Two oil tankers, the MT Front Altair and Kokuka Courageous, were rocked by explosions and fires in the Gulf of Oman near the Strait of Hormuz on June 13.
Sailors were forced to evacuate in the latest incident involving tankers amid rising tensions between the United States and Iran.
The U.S. Navy said it rushed in to assist the damaged vessels, but it didn’t offer an explanation as to what caused the damage to the Kokuka Courageous and MT Front Altair. There were reports, including one from Reuters, that at least one was hit by torpedoes, and the other was hit by a magnetic mine.
Photos showed the Front Altair on fire in the waters of the gulf. A source told Reuters that the explosion may have been caused by a magnetic mine, but Taiwan’s state-owned petrol company told The Telegraph that it was “suspected of being hit by a torpedo,” adding that the ship was on fire.
The Front Altair was “on fire and adrift,” maritime intelligence firm Dryad Global told Sky News. It’s not clear what will happen to it.
Meanwhile, international shipping association BIMCO indicated that both the ships may have been damaged by mines, Sky reported.
Dramatic pics emerging. Vessel still afloat. Worth adding that many shipowners might become reluctant sailing into AG, despite insurance, leading to higher rates in the region. Potential convoy sailing might also reduce #oil #tanker fleet effectiveness $FRO #OOTT #shipping pic.twitter.com/txACLTgAxL
— Joakim Hannisdahl (@JHannisdahl) June 13, 2019
— Johnny Goldsmith (@MirrorJohnny) June 13, 2019
“Following two attacks on member vessels this morning, I am extremely worried about the safety of our crews going through the Strait of Hormuz,” Intertanko chairman Paolo dAmico told Sky.

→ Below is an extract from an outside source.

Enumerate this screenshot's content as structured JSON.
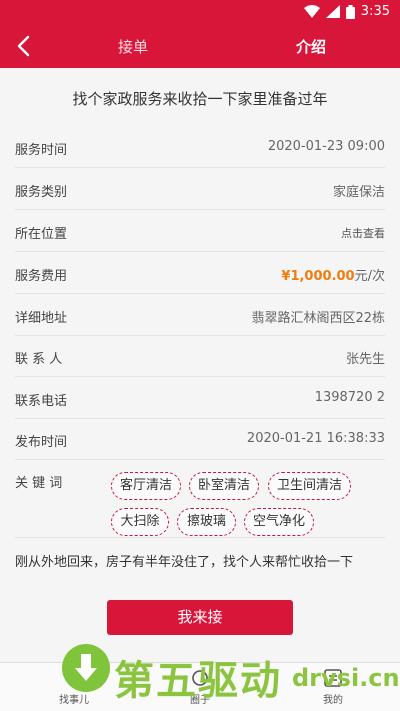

He added that about 30 percent “of the world’s (seaborne) crude oil passes through the straits” in the region. “If the waters are becoming unsafe, the supply to the entire western world could be at risk,” he added.
— zerohedge (@zerohedge) June 13, 2019
The Japanese-owned tanker was also abandoned. The firm that chartered the ship said a suspected torpedo hit the vessel.
As a result of the incident, oil prices jumped by about 4 percent.
— Daily Mirror (@DailyMirror) June 13, 2019
A U.S. Navy spokesman also suggested that it was an attack. “We are aware of the reported attack on shipping vessels in the Gulf of Oman. US Naval Forces in the region received two separate distress calls at 6:12 a.m. local (Bahrain) time and a second one at 7:00 a.m. US Navy ships are in the area and are rendering assistance,” the spokesperson said, according to the newspaper.
Meanwhile, an unnamed American defense official told CBS News that it was “highly likely Iran caused these attacks” on Thursday. Iran’s state-run media claimed that Tehran rescued the crew members of the stricken ships, but the official said it was “patently false,” adding that the USS Bainbridge picked up 21 crew members.
— Press TV (@PressTV) June 13, 2019
Iranian state-run PressTV posted footage of the burning tankers.
Iran also issued a statement, suggesting that it wasn’t behind the attacks.
“Iran is concerned by the suspicious events around commercial tankers related to Japan,” Foreign Ministry spokesman Abbas Mousavi was quoted as saying by Bloomberg News. “We see this as going against efforts from within the region and beyond to reduce tensions.”